Guest post from Dr. Shyamali Singhal, MD
Founder of Hope & Beauty
Social Media Can Be Riddled With False Information- Learn How To Recognize Them
Although very important and common in practice, limited effort has gone into understanding the driving factors behind the diffusion of cancer information on social media.
With the rising numbers of cancer occurrence around the world, it comes as no surprise that cancer has become one of the most Googled keywords in the disease category. It is estimated that approximately 2.3 million people living with cancer worldwide are also online, sometimes surfing in search of answers to their life-changing diagnosis. Some 89% of people diagnosed with cancer will at some time go online to seek for more information about their illness. But how can patients steer through the jungle of online health information without getting misinformed or even scammed?
Have you ever shared the details of your medical diagnosis on social media? Haven’t we all, right? Many people with skin cancer use social media as a tool to provide and receive comfort, share new treatment research, and engage with other patients, physicians, and resources. When used wisely, platforms like Facebook, Twitter, and Instagram can be great tools for connecting with valuable people in our lives. Unfortunately, social media also provides opportunities for the rapid spread of misinformation and may not provide the same benefits as personal interactions.
More And More Patients Are Using The Internet To Learn About Their Disease
With the rise of social media, patients are becoming more active in their healthcare decisions and seeking more personalized care. Through the internet, they educate themselves about diagnoses, treatment options, prognoses, and channels for emotional support. Patients learn from the internet in two ways: purely informational sources and through communities.
There has been a noticeable shift in the public perception from the doctor as an authority figure to one of more patient participation. Patients are asking more questions, and realizing that they do have a role in decision-making. Before the internet era, the tendency was to be more passive and defer to one’s doctors; now patients are using the Internet to collect information and approach their physicians with questions relevant to their care. The result is a more empowered, educated patient group. Patients can use social media to make sure that they’re getting optimal treatment, to learn about the risks and benefits of treatments that they’re receiving, and just, in general, becoming their advocates.
Ups And Downs Of Using Social Media As A Source Of Medical Information
Dr. Shyamali Singhal, surgical oncologist and founder of H&B, said that Social Media has become an everyday feature of our constantly connected world. Social Media is broadly defined as mobile and Web-based technologies with very interactive platforms where people and communities can share, co-create, discuss, and modify user-generated content.
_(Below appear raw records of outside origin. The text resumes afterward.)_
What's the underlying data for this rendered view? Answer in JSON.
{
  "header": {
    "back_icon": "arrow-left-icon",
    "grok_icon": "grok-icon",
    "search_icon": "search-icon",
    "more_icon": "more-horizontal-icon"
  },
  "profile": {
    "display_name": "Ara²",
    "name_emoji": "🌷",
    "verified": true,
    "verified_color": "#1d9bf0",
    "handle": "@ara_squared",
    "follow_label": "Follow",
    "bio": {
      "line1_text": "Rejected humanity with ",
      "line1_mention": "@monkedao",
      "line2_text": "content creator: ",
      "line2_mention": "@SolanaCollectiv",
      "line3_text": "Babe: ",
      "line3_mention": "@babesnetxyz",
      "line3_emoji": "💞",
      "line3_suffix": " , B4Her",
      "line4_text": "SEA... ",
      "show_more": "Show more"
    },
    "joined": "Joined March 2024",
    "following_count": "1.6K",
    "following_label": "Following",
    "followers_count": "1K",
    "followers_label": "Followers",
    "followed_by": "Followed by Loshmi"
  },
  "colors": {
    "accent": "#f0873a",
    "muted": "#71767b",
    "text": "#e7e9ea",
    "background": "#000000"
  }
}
Approximately eight out of ten adults with internet access in the United States are Facebook users, one-quarter of online Americans use Twitter, and approximately one-third use either Instagram, LinkedIn, and Pinterest. Many Social Media platforms, including Facebook, Twitter, and YouTube have cancer-specific targeted content.
Potential Benefits Of This Trend
SM may provide several benefits throughout the cancer journey.
Patient Engagement and Empowerment
Patient engagement is a symbiotic relationship between patients and health care professionals to “promote and support active patient and public involvement in healthcare and strengthen their influence on healthcare decisions, at both the individual and collective levels.”
Psychosocial support checks upon cancer-related psychological distress. Adequate social support is associated with greater physical and mental health-related quality of life. More general social support networks are also linked with better recovery prediction after breast cancer treatment, while social isolation is connected with higher all-cause mortality. Social isolation was linked with more moderate rates of physical activity and with obesity, smoking, and excessive alcohol use, all known factors that are deleterious to human health.
Potential Drawbacks Of Social Media- Based Information Sourcing
Although the potential benefits of SM are noteworthy, drawbacks should be considered.
Social Media May Not Be a Substitute for In-Person Support
Social support from Social Media ranges from infrequent and unstructured to regularly scheduled formal online support groups. Social Media may provide adequate support in some circumstances and not in others. For example, people with depression sometimes express their distress online, yet may not reveal their condition to someone in person, which could hinder treatment.
The integrity and quality of online health information can be inaccurate and should not be a replacement for professional medical advice. It should be regarded as a starting point to gather information that can be presented to the care team. Many sources give medically incorrect, inadequate, and improper treatment options and advice. Patients may even use online information to try to justify nonadherence to professional medical advice.
Dr. Shyamali always advises patients to do their own research, but to check with their doctor about any and every medical advice they find online.